I guess cultural integration is necessarily different in places such as France, as compared to Canada, where here, being an immigrant, and having a foreign culture is actively celebrated. Not all culture, but certainly, and foremost, food, is kept in tact. And infuses itself within the new locale. I always thought food was amazing here, and so undefinable, but really, being in France, and listening to all their self-congratulating conservatism about all their culture's creations, and gastronomic achievements affirmed that this part of the world unquestionably has the better deal. We have great food, as does everywhere, as does France, but what we have that they certainly lack, or are just starting to accept, is invention. It's why every menu in the city is different. It's why you can read through, and see the 10 different cultures informing the creations. And why when you go to someone's house, you have no fucking clue what to expect, and that Canada doesn't have a "style" of food. It has fusion. It's why we have so few names for our foods.
Anyway. This isn't all to say I didn't meet wonderfully curious, adventurous, open-minded French people, with their own ideas, and styles, and uncharted food traditions. It's just that the menus, and crèpe worship get a little cliché. But forgive me this contentious diatribe for a culture I once tried earnestly to ingratiate myself to, and have a strong admiration for. I made them my own little interpretation of one of their rightfully praised traditions.
bread (Queen St Gluten Free Bakery white bean and millet seed)
black forest ham (in house by The Hogtown Cure)
caramelized onion cheddar (found at The Hogtown Cure)
one organic + free range egg
Oh guys, this one has some steps, but it's all pretty simple. Spread the mustard.

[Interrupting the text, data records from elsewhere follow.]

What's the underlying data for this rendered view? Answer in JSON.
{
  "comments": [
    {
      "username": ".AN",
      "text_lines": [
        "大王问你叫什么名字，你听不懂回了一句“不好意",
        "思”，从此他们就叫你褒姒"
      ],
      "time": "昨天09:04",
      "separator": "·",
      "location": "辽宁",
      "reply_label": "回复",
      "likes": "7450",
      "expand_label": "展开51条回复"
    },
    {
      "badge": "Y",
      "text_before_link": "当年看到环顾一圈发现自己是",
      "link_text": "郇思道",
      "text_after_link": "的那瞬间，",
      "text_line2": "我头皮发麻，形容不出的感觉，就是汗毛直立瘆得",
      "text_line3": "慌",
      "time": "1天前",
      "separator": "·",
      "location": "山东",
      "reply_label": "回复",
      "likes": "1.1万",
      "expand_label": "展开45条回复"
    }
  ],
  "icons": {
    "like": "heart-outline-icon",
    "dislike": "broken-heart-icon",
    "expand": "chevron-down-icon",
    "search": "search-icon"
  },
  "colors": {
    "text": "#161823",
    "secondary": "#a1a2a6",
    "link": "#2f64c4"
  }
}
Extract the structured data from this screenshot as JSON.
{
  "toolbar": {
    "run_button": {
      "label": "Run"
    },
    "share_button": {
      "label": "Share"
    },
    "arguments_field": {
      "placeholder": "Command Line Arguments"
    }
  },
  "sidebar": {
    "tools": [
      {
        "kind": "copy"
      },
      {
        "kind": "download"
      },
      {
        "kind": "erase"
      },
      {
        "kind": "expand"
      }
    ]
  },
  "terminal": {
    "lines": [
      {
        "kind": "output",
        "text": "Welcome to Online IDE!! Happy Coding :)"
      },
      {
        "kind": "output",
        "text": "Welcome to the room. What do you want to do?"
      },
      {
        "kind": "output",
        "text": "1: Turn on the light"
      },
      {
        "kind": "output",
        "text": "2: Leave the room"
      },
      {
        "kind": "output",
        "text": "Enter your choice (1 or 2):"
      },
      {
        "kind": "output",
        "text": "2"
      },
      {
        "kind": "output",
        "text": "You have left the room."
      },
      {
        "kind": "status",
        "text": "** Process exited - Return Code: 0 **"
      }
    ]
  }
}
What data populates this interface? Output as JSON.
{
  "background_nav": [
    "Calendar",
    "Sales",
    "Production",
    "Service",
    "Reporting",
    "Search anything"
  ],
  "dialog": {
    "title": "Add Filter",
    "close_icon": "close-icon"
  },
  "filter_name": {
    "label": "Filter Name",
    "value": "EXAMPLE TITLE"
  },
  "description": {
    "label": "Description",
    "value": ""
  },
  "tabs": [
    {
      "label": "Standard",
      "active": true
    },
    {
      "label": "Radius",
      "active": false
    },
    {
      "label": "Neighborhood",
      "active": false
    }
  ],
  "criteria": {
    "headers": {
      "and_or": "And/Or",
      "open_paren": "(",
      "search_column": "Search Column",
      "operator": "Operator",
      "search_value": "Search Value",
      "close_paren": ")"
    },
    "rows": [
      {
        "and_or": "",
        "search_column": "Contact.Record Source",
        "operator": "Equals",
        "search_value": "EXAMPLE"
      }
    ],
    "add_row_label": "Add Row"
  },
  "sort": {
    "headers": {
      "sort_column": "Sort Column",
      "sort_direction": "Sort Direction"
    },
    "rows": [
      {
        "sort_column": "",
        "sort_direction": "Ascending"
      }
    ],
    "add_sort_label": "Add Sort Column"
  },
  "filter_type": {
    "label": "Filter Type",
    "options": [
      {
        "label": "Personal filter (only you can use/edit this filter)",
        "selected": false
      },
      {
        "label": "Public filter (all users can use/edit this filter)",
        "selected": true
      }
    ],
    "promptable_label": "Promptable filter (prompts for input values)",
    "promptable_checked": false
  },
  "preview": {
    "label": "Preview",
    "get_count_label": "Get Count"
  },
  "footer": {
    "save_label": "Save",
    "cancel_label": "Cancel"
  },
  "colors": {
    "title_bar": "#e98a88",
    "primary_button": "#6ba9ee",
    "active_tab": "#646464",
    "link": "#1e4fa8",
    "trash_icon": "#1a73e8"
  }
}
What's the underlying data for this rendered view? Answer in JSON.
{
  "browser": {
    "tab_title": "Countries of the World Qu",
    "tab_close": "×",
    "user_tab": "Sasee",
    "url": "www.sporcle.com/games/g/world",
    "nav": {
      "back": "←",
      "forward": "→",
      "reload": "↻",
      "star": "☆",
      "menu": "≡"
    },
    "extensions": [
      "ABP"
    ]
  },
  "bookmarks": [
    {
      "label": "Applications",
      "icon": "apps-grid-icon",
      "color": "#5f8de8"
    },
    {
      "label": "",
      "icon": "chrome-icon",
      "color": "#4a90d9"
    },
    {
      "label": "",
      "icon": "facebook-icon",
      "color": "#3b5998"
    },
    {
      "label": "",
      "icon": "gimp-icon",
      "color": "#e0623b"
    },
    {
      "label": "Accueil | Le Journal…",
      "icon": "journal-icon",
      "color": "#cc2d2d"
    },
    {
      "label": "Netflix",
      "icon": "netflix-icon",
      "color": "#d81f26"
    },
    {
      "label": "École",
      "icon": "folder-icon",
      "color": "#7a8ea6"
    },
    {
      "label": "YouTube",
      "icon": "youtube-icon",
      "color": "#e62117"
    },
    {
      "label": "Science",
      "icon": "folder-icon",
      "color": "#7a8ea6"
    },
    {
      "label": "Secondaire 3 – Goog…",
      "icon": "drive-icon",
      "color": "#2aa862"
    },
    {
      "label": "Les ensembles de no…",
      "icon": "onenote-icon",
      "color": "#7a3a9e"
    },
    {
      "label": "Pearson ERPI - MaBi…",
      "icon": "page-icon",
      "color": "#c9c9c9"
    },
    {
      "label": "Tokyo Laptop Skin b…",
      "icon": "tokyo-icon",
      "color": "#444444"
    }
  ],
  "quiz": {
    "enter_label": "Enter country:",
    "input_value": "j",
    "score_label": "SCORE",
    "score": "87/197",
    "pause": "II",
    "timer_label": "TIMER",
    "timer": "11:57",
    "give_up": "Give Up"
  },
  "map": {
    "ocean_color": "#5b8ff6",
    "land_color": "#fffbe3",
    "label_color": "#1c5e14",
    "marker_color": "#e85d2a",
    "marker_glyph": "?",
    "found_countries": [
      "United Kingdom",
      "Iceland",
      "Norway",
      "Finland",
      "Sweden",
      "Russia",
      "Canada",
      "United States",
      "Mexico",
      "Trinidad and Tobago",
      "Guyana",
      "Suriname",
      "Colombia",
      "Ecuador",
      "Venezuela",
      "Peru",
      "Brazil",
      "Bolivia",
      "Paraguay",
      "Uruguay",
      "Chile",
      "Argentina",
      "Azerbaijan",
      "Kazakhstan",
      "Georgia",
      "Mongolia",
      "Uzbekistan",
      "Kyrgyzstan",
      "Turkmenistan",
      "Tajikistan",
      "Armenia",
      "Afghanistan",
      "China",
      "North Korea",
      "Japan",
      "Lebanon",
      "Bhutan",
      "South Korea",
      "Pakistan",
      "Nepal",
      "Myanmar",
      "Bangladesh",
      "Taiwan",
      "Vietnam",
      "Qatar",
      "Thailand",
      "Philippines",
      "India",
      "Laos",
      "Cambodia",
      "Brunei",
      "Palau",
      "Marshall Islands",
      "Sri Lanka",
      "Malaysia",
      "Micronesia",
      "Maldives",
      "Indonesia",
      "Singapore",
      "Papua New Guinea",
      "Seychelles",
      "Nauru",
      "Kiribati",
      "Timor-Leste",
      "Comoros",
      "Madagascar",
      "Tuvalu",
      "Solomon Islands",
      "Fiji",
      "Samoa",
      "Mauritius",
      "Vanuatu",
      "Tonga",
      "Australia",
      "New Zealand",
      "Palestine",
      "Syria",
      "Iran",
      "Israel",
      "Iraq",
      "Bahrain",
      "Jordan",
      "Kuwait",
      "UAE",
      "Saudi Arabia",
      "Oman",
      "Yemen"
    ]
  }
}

Because meat and cheese are better with mustard. Because I say so.
Then go with some cherry jam. I couldn't resist the idea of ham and cherries. Definitely going to use that in another sandwich post.
The ham. Seriously, if you live anywhere near Brockton Village, GO to The Hogtown Cure. Like, run there now. And eat everything. They make a ton of in-house meats. You can sit and order a sandwich, and top notch coffee, or hang out at their amazingly curated deli counter. This is probably the best ham I've ever had.
Then the cheese. This has been featured in a few posts lately. So good.
Has the right amount of dry to creamy you want in a cheddar, and is just irresistible to look at.
Now you're pretty much done with the sandwich. Remember, it's just a ham and cheese. Get a wide bowl or plate, crack your egg, and add some vanilla if you want, then mix it around.
Then the fun part, you're going to dunk your sandwich in it!
Flip it over, both sides, you want it to soak up as much egg as possible.
Then you fry it in the pan, with butter. Medium-low heat, a few minutes per side. I added the cinnamon here, flip it a couple of times so both sides get some cinnamon.
And there you go. It's a double French sandwich. French toast croque-madame = croque-meuf, the younger, better dressed, more worldly version.
Here's what it looks like cut. Fluffy, dense French toast. Probably overloaded on the ham.
If you're liking this at all, it gets better, but you should probably start thinking about sending this to a friend.
There you go. What's French toast without the maple syrup!
Ahhhh. I just want a sticky shower in this stuff.
This sandwich kind of ruled. Sorry for getting angry before. I think it was how the French mean angry, which is actually how they pronounce hungry. #hangry.
Now go on, if you know a friend who would gawk over this post, go share it with them. Are you guys on Instagram? I just want to spread the sandwich joy.
Thanks for looking!